Get Garageband in the App Store.

Podcasting Workshop Reflections

Today I ran our final event for our MoLeNET Academy, a podcasting workshop.

Quite a good turnout and lots of hands-on activity and discussion. We covered a fair amount of ground covering content, audience, tools, techniques and usage of podcasts in teaching and learning.

We used a range of equipment and services including Edirols, video cameras, Audioboo, iPadio and software such as Audacity and Garageband.

It made me reflect, and that people have asked, that it might be helpful to write and post a series of blog articles on podcasting. It would cover not just the technical aspects of podcasting, but also pedagogical aspects, assessment perspectives and opinion on areas such as iTunes U.

Hmmm, that could work.

MoLeNET Podcasting Workshop – 8th December 2010

I am leading a Podcasting Workshop on the 8th December 2010 between 10.00am to 4.00pm at the Gloucestershire College MoLeNET Academy at the Gloucester Campus of Gloucestershire College.

This is a hands on workshop looking at the process of:

  • Planning
  • Recording
  • Editing
  • Publication
  • Distribution
  • Marketing

of Podcasts for teaching and learning.

The workshop will look at:

  • Content of podcasts, what works and what doesn’t.
  • Recording, tools and tips, use of Skype, mp3 recorders, Audioboo, iPadio.
  • Editing podcasts using tools such as Audacity or Garageband.
  • Publishing your podcasts using blogging, FTP.
  • Distribution, looking at creating and using RSS Feeds. Will also look at iTunes, the iTunes Store and iTunes U.
  • Marketing, how you get your learners to listen to your podcast.

The day starts at 10.00am and will finish at 4.00pm, lunch will be provided.

The event will be led by James Clay and will be working with Di Dawson.


Gloucester is well served by rail networks from across the UK and the college is a 15 minute walk from the railway station.

Gloucester is on the M5 and can be accessed from Junction 12 from the South and Junction 11 from the North. Please note that there is NO PARKING available at the college, though pay and display car parks are close by.


Please book online at RSC South West.

The event is FREE to any member of the MoLeNET community, in other words your college has led or been a partner in any MoLeNET project.
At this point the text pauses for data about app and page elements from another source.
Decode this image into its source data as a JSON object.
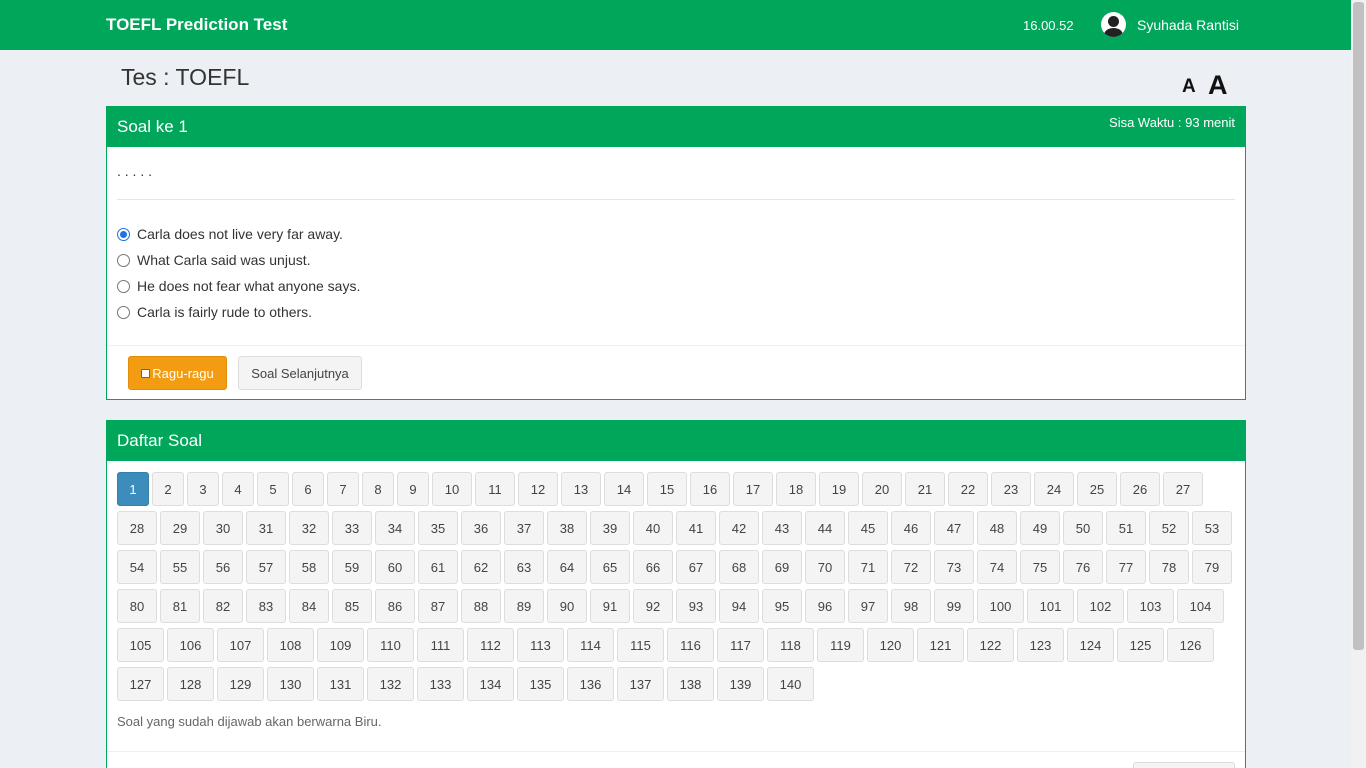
{
  "header": {
    "brand": "TOEFL Prediction Test",
    "clock": "16.00.52",
    "user_name": "Syuhada Rantisi"
  },
  "page": {
    "title": "Tes : TOEFL",
    "font_small_label": "A",
    "font_large_label": "A"
  },
  "question": {
    "heading": "Soal ke 1",
    "timer": "Sisa Waktu : 93 menit",
    "text": ". . . . .",
    "options": [
      {
        "label": "Carla does not live very far away.",
        "checked": true
      },
      {
        "label": "What Carla said was unjust.",
        "checked": false
      },
      {
        "label": "He does not fear what anyone says.",
        "checked": false
      },
      {
        "label": "Carla is fairly rude to others.",
        "checked": false
      }
    ],
    "ragu_label": "Ragu-ragu",
    "next_label": "Soal Selanjutnya"
  },
  "question_list": {
    "heading": "Daftar Soal",
    "total": 140,
    "active": 1,
    "note": "Soal yang sudah dijawab akan berwarna Biru."
  },
  "colors": {
    "primary_green": "#00a65a",
    "active_blue": "#3c8dbc",
    "ragu_orange": "#f39c12"
  }
}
Gloucestershire College has a wealth of experience in the use of mobile devices to support assessment. With three successful MoLeNET projects and a MoLeNET Academy, the college is using podcasting, video and audio to support and enhance learning and assessment.

James Clay is an experienced podcaster with a well respected weekly podcast, e-Learning Stuff. James is and has been passionate about the use of learning technologies to enhance and enrich the learning experience since 1991. James has been ILT & Learning Resources Manager at Gloucestershire College since November 2006. He is responsible for the VLE, the use of learning technologies, e-learning, mobile learning, the libraries, digital and online resources and the strategic direction of the college in relation to the use of learning technologies.James has extensive experience of mobile learning and has a vision that goes beyond mobile technologies and focuses on the mobility of the learner, blurring the demarcation between formal and informal learning.

Di Dawson is an LSN MoLeNET Mentor and a gadget lover and she brings expertise to the day in the form of enthusiasm for mobile technologies and as a teacher trainer. She likes to link teaching theories to practice and explains how activities can be designed to make the learners think deeper and therefore broaden their learning. Di loves gaming technologies and she enjoys enthusing teaching staff to look ‘beyond the play’ and see the potential for learning. Di has written various books on the use of computers and handheld technology and delivers online training to education and business establishments. Technology has certainly changed since Di started as an IT tutor 20 years ago.

Photo source.